Introduction: How to Start Your HTML Document Right
If you are just getting started in the field of web programming, then you probably have heard of HTML, or Hyper Text Markup Language. It's the base markup language for creating static web pages. But to create a html document correctly (this means it is consistent with the standards set by W3C), you will need to start it right, and this involves a little extra coding.
First, here is some terminology:
W3C ~ World Wide Web Consortium. It sets the standards for websites and web browsers.
HTML ~ HyperText Markup Language. Code for creating static webpages.
XHTML ~ eXtensible HyperText Markup Language. It is the next generation of HTML.
Tags ~ < tagtype />. An HTML element that tells the browser something.
Step 1: The DOCTYPE Tag
To begin any HTML document, you start out with the <doctype> tag. Also known as the DTD (Document Type Definition), it tells the web browser what type and version of HTML document that it is viewing. The code for this is as follows:
<!DOCTYPE html PUBLIC "-//W3C//DTD XHTML 1.0 Transitional//

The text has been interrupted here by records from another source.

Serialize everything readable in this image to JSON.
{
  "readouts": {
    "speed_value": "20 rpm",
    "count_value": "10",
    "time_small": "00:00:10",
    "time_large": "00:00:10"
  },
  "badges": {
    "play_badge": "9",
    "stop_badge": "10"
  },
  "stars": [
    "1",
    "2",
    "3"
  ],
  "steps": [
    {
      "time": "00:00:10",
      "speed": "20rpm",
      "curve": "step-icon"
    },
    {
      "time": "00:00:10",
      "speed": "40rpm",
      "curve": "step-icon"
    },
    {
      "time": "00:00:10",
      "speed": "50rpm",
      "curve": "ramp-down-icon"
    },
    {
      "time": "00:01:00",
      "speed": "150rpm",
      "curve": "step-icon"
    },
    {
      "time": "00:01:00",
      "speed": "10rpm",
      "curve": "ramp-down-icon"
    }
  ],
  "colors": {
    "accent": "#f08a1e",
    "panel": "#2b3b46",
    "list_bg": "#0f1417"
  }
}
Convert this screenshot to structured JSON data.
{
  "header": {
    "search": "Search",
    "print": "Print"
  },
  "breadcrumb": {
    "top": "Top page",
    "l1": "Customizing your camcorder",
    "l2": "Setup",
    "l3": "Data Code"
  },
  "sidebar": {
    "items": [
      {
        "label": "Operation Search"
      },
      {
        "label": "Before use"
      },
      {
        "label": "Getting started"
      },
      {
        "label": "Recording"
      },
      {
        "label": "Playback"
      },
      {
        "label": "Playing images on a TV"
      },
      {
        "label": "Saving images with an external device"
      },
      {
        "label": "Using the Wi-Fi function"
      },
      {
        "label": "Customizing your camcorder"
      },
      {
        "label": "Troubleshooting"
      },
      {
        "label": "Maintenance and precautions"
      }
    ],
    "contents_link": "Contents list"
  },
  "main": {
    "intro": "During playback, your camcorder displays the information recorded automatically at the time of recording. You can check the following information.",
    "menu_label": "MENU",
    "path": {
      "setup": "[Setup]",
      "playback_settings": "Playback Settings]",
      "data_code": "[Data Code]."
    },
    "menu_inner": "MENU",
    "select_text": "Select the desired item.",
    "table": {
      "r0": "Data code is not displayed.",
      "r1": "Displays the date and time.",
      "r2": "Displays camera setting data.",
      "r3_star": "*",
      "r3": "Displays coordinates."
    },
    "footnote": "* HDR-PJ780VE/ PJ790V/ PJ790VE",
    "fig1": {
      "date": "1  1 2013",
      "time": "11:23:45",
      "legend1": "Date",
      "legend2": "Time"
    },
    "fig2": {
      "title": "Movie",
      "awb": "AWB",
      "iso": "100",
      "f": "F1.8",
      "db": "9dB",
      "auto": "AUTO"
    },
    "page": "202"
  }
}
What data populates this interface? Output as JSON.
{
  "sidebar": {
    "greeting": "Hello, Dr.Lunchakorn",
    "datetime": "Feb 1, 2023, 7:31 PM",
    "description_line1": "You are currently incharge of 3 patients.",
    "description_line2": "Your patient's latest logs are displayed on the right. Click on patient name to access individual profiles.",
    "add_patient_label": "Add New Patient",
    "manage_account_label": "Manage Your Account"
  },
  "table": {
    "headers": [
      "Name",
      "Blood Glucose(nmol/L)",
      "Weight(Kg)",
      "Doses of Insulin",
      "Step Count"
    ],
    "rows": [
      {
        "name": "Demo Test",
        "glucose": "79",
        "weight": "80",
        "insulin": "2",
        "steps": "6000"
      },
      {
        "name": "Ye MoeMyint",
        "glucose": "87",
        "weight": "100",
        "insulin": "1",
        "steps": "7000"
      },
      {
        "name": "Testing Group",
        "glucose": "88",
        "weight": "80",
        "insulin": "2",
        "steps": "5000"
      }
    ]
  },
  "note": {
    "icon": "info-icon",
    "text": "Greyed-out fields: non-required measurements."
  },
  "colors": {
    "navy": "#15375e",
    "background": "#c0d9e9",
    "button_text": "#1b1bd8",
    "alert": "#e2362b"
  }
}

Take a look at the code. It tells the web browser some very important things, such as:
~The Page is in English (EN)
~It is using XHTML 1.0 (eXtensible HyperText Markup Language - it's like the next generation of HTML)

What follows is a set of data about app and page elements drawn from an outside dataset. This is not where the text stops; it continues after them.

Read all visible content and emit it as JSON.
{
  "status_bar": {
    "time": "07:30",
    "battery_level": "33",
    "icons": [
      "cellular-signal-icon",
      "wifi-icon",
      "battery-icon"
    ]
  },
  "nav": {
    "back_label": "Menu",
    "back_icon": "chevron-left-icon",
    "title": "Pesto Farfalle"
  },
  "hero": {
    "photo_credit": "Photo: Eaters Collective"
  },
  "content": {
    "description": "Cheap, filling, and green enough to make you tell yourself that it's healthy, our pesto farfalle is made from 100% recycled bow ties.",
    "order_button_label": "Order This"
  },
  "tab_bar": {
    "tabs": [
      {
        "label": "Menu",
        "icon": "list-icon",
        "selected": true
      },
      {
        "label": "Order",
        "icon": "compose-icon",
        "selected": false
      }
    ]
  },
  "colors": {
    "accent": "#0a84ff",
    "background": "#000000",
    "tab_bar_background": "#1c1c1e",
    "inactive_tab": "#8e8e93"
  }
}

~It states the place where W3C standards can be found (http://)
Step 2: Meta Tags
The Meta Tags are tags that store metadata, or information about the web page. Here are some examples of meta tags:

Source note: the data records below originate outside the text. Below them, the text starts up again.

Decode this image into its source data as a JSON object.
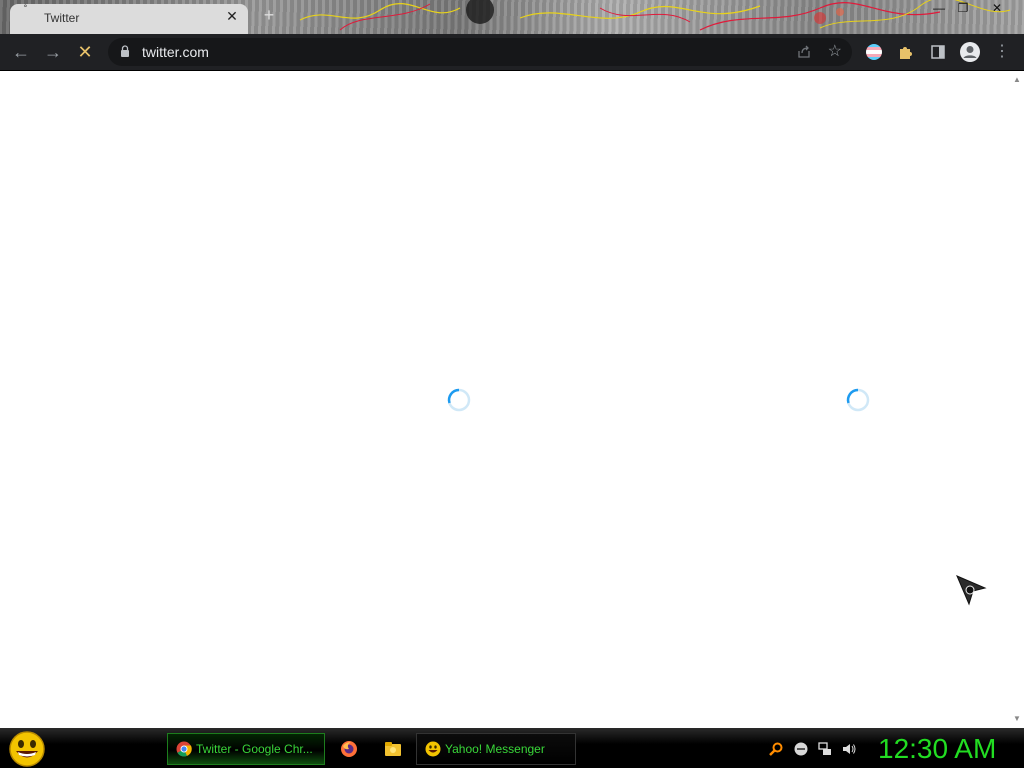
{
  "browser": {
    "tab": {
      "title": "Twitter"
    },
    "address": {
      "url": "twitter.com"
    },
    "icons": [
      "back-icon",
      "forward-icon",
      "stop-icon",
      "lock-icon",
      "share-icon",
      "star-icon",
      "profile-flag-icon",
      "extensions-icon",
      "sidebar-icon",
      "account-icon",
      "menu-icon"
    ]
  },
  "page": {
    "state": "loading",
    "spinner_count": 2
  },
  "taskbar": {
    "tasks": [
      {
        "label": "Twitter - Google Chr...",
        "icon": "chrome-icon",
        "active": true
      },
      {
        "label": "Yahoo! Messenger",
        "icon": "yahoo-messenger-icon",
        "active": false
      }
    ],
    "quick_launch": [
      "firefox-icon",
      "file-explorer-icon"
    ],
    "tray": [
      "search-icon",
      "messenger-status-icon",
      "network-icon",
      "volume-icon"
    ],
    "clock": "12:30 AM"
  },
  "colors": {
    "accent_green": "#22dd22",
    "spinner_blue": "#1d9bf0",
    "toolbar_bg": "#202124"
  }
}
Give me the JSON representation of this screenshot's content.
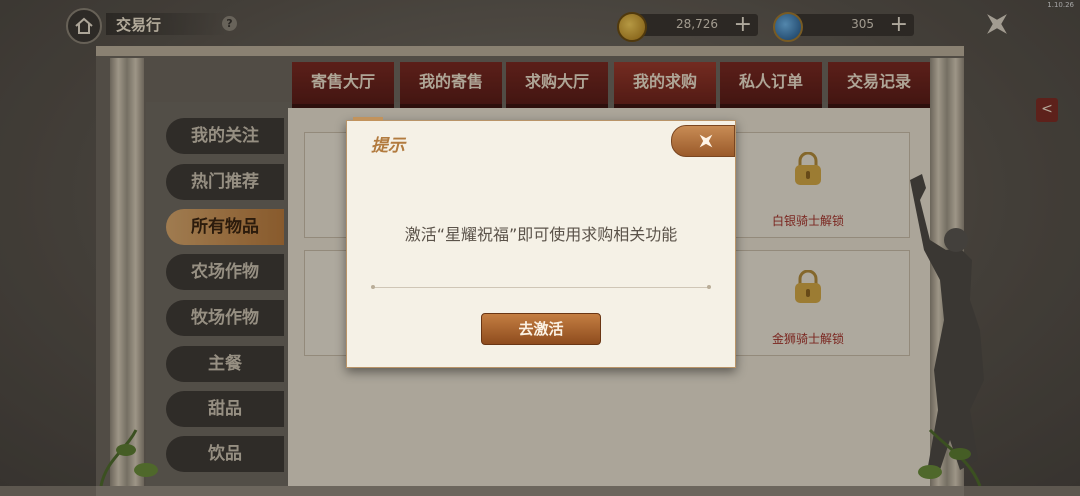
{
  "version": "1.10.26",
  "header": {
    "title": "交易行",
    "help_symbol": "?",
    "gold_amount": "28,726",
    "gem_amount": "305",
    "plus_symbol": "+"
  },
  "tabs": [
    {
      "label": "寄售大厅",
      "active": false
    },
    {
      "label": "我的寄售",
      "active": false
    },
    {
      "label": "求购大厅",
      "active": false
    },
    {
      "label": "我的求购",
      "active": true
    },
    {
      "label": "私人订单",
      "active": false
    },
    {
      "label": "交易记录",
      "active": false
    }
  ],
  "sidebar": [
    {
      "label": "我的关注",
      "active": false
    },
    {
      "label": "热门推荐",
      "active": false
    },
    {
      "label": "所有物品",
      "active": true
    },
    {
      "label": "农场作物",
      "active": false
    },
    {
      "label": "牧场作物",
      "active": false
    },
    {
      "label": "主餐",
      "active": false
    },
    {
      "label": "甜品",
      "active": false
    },
    {
      "label": "饮品",
      "active": false
    }
  ],
  "locked_slots": [
    {
      "label": "白银骑士解锁"
    },
    {
      "label": "金狮骑士解锁"
    }
  ],
  "collapse_arrow": "<",
  "modal": {
    "title": "提示",
    "message": "激活“星耀祝福”即可使用求购相关功能",
    "button_label": "去激活"
  },
  "colors": {
    "tab_red": "#7a2a22",
    "accent_gold": "#c47e42",
    "lock_label": "#a3322a"
  }
}
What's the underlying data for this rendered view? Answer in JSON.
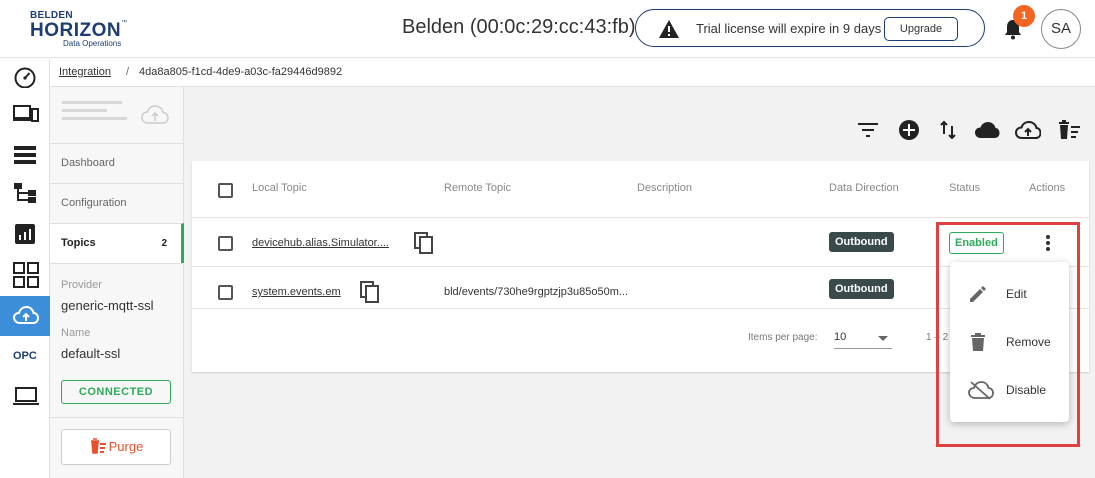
{
  "header": {
    "logo_line1": "BELDEN",
    "logo_line2": "HORIZON",
    "logo_tm": "™",
    "logo_line3": "Data Operations",
    "device_title": "Belden (00:0c:29:cc:43:fb)",
    "trial_message": "Trial license will expire in 9 days",
    "upgrade_label": "Upgrade",
    "notification_count": "1",
    "avatar_initials": "SA"
  },
  "nav": {
    "opc_label": "OPC",
    "active_color": "#3d8ed9"
  },
  "breadcrumb": {
    "parent": "Integration",
    "separator": "/",
    "current": "4da8a805-f1cd-4de9-a03c-fa29446d9892"
  },
  "side": {
    "tabs": [
      {
        "label": "Dashboard"
      },
      {
        "label": "Configuration"
      },
      {
        "label": "Topics",
        "count": "2"
      }
    ],
    "provider_label": "Provider",
    "provider_value": "generic-mqtt-ssl",
    "name_label": "Name",
    "name_value": "default-ssl",
    "status": "CONNECTED",
    "purge_label": "Purge"
  },
  "table": {
    "headers": {
      "local_topic": "Local Topic",
      "remote_topic": "Remote Topic",
      "description": "Description",
      "data_direction": "Data Direction",
      "status": "Status",
      "actions": "Actions"
    },
    "rows": [
      {
        "local_topic": "devicehub.alias.Simulator....",
        "remote_topic": "",
        "description": "",
        "direction": "Outbound",
        "status": "Enabled"
      },
      {
        "local_topic": "system.events.em",
        "remote_topic": "bld/events/730he9rgptzjp3u85o50m...",
        "description": "",
        "direction": "Outbound",
        "status": ""
      }
    ],
    "paginator": {
      "items_per_page_label": "Items per page:",
      "items_per_page_value": "10",
      "range": "1 – 2"
    }
  },
  "context_menu": {
    "items": [
      {
        "label": "Edit",
        "icon": "pencil-icon"
      },
      {
        "label": "Remove",
        "icon": "trash-icon"
      },
      {
        "label": "Disable",
        "icon": "cloud-off-icon"
      }
    ]
  },
  "colors": {
    "brand": "#1e3d73",
    "success": "#2eaa5c",
    "danger": "#e8502e",
    "badge": "#f26522",
    "highlight": "#e04040"
  }
}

<meta name="keywords" content="words that relate to the website and are used by search engines to rank sites during searches, words are spaced by commas like, this" />
<meta name="description" content="This is a short summary of your site, which is displayed by search engines for the user to view. />
<meta name="copyright" content="your site's copyright information" />
<meta name="publisher" content="publisher info" />
<meta name="author" content="author info" />
These are examples of meta tags. The <!DOCTYPE> tag is also a meta tag. Each of them stores a different part of information for the web browser to see. All of this is stored inside the <head> tag.
Step 3: Information Files
Here are some files that have the code that I have just demonstrated. I have a file called doctype.html that I always start with, because it saves me the trouble of having to write that code every time I want to write a web page. Open these files in notepad, or whatever HTML editor you use, and view the code.